This GSEB Class 8 Maths Notes Chapter 1 Rational Numbers covers all the important topics and concepts as mentioned in the chapter.

## Rational Numbers Class 8 GSEB Notes

**Natural numbers:**

- The counting numbers are known as natural numbers. 1, 2, 3, 4, … are natural numbers. The collection of all-natural numbers is denoted by ‘N’

N = {1, 2, 3, 4,…} - The smallest natural number is 1.
- There are infinite natural numbers.

**Whole numbers:**

- If ‘0’ is included in the collection of natural numbers, then the collection of numbers 0, 1, 2, 3, … is known as whole numbers. It is denoted by ‘W’

W = {0, 1, 2, 3, 4,…} - The smallest whole number is 0.
- There is no greatest whole number.

**Rational numbers:**

- A number of the form \(\frac{p}{q}\), where p and q are integers and q ≠ 0 is called a rational number.

\(\frac{0}{5}, \frac{3}{7}, \frac{(-5)}{9}, 19, \frac{7}{(-13)}\), etc. are all rational numbers. - \(\frac{0}{5}\) is a rational number but \(\frac{5}{0}\) is not a rational number. (∵ q = 0)
- 0 is a whole number but not a natural number. Every natural number is a whole \number but every whole number is not a natural number.
- Zero is a rational number because we can divide zero by a non-zero number.
- There are infinite rational numbers between two rational numbers.

**Basic operation :**

- Addition
- Subtraction
- Multiplication
- Division

**Properties of addition :**

- Closure property
- Commutative property
- Associative property
- Property of zero OR additive identity
- Property of additive inverse

1. Closure property: The sum of two rational numbers is a rational number. If x and y are two rational numbers, then (x + y) is also a rational number.

2. Commutative property: Addition of rational numbers is commutative.
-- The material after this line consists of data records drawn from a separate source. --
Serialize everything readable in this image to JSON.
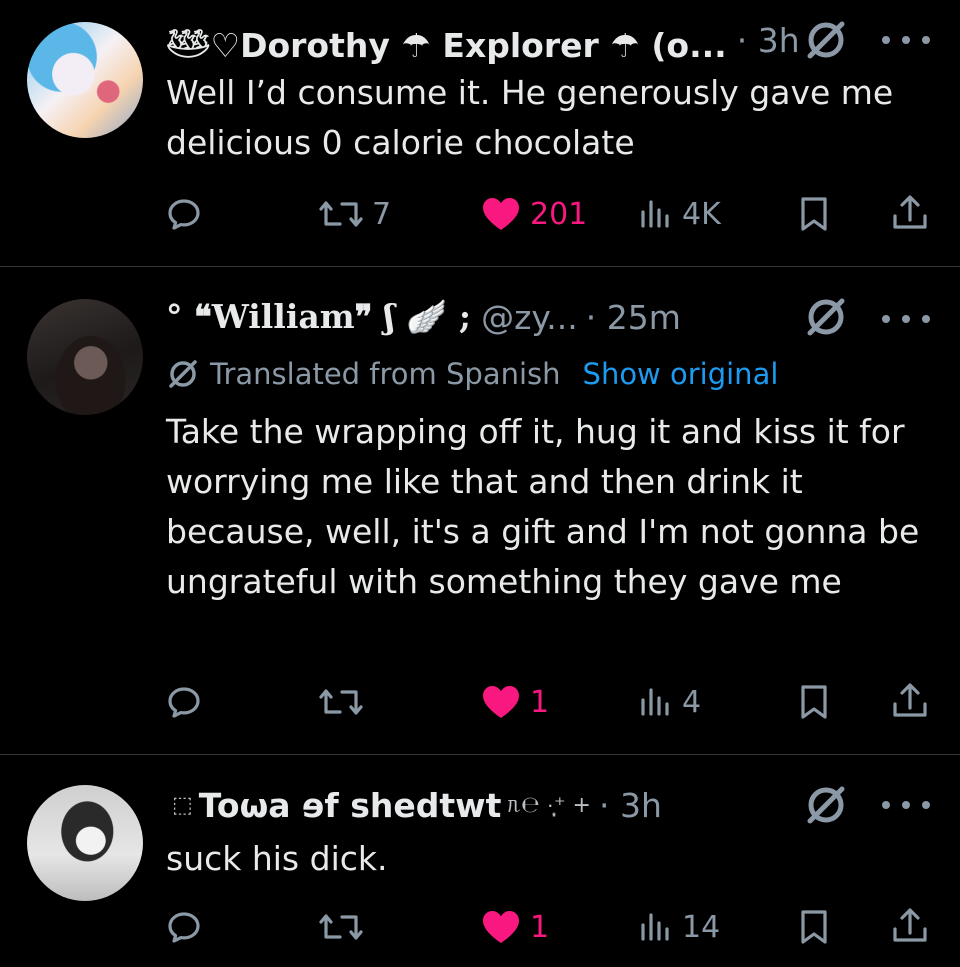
{
  "posts": [
    {
      "name": "𓅸♡Dorothy ☂ Explorer ☂ (o...",
      "handle": "",
      "time": "3h",
      "translated": false,
      "text": "Well I’d consume it. He generously gave me delicious 0 calorie chocolate",
      "replies": "",
      "reposts": "7",
      "likes": "201",
      "views": "4K"
    },
    {
      "name": "° ❝William❞ ʃ 🪽 ;",
      "handle": "@zy...",
      "time": "25m",
      "translated": true,
      "translated_label": "Translated from Spanish",
      "show_original": "Show original",
      "text": "Take the wrapping off it, hug it and kiss it for worrying me like that and then drink it because, well, it's a gift and I'm not gonna be ungrateful with something they gave me",
      "replies": "",
      "reposts": "",
      "likes": "1",
      "views": "4"
    },
    {
      "name": "Toωa ɘf shedtwt",
      "name_suffix": "ᥰ℮ ·̩͙⁺ +",
      "time": "3h",
      "translated": false,
      "text": "suck his dick.",
      "replies": "",
      "reposts": "",
      "likes": "1",
      "views": "14"
    }
  ],
  "icons": {
    "verified": "verified-icon",
    "more": "more-icon",
    "reply": "reply-icon",
    "repost": "repost-icon",
    "like": "heart-icon",
    "views": "views-icon",
    "bookmark": "bookmark-icon",
    "share": "share-icon"
  },
  "colors": {
    "background": "#000000",
    "text": "#e7e9ea",
    "muted": "#8b98a5",
    "like": "#f91880",
    "link": "#1d9bf0",
    "divider": "#2f3336"
  }
}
If x and y are two rational numbers, then x + y = y + x.

3. Associative property: The addition of any three rational numbers is associative. If x, y and z are any three rational numbers, then (x + y) + z = x + (y + z).

4. Additive identity: The sum of a rational number and zero (0) is the same rational number. If x is a rational number, then x + 0 = 0 + x = x.

**Property of additive inverse:**

- If we add two same rational numbers having opposite signs, the sum is zero.
- If x is rational number, then

x + (- x) = (- x) + x = 0 - The negative of x is denoted by (- x) and vice versa.

**Properties of subtraction:**

- Closure property: If x and y are two rational numbers then x – y is a rational number.
- Commutative property: Commutative property does not hold for subtraction of rational numbers,

x – y ≠ y – x - Associative property: The subtraction of rational numbers is not associative. If x. y and z are any three rational numbers, then (x- y) – z ≠ x- (y – z).

**Properties of multiplication:**

- Closure property
- Commutative property
- Associative property
- Multiplicative identity
- Distributive property of multiplication (over addition)

1. Closure property: If x and y are two rational numbers, then x × y is also a rational number.

2. Commutative property: For any two rational numbers x and y,

x × y = y × x

3. Associative property: If x, y and z are any three rational numbers, then

(x × y) × z = x × (y × z)

4. Multiplicative identity: If x is any rational number, then

x × 1 = 1 × x = x

∴ 1 is called multiplicative identity.

5. Distributive property of multiplication (over addition) : If x, y and z are any three rational numbers, then

x × (y + z) = x × y + x × z

**Properties of division:**

If x and y are any two rational numbers and y ≠ 0, then x ÷ y is always a rational number.

For any rational number x

x ÷ 1 = x and x ÷ (- 1) = (-x)

For every non-zero rational number

x ÷ x = 1

x ÷ (-x) = (- 1)

(-x) – x = (- 1)

**Property of multiplicative inverse:
**If \(\frac{p}{q}\) is a rational number (p, q ≠ 0), then \(\frac{q}{p}\) is the multiplicative inverse (reciprocal) of \(\frac{p}{q}\).

Their product is always 1.

\(\frac{p}{q} \times \frac{q}{p}\) = 1

**Note:**

- We can also represent a rational number on a number line. Let’s say the rational number Is If you want to plot It accurately on the number line, divide the number line between two whole numbers between which \(\frac{x}{y}\) lies Into y equal parts and plot It on the xth part between those two numbers.

e.g.. To represent on a number line, make five equal parts between 0 and 1. - Between two rational numbers x and y, there Is a rational number \(\frac{x+y}{2}\)
- We can find as many rational numbers between x and y as we want.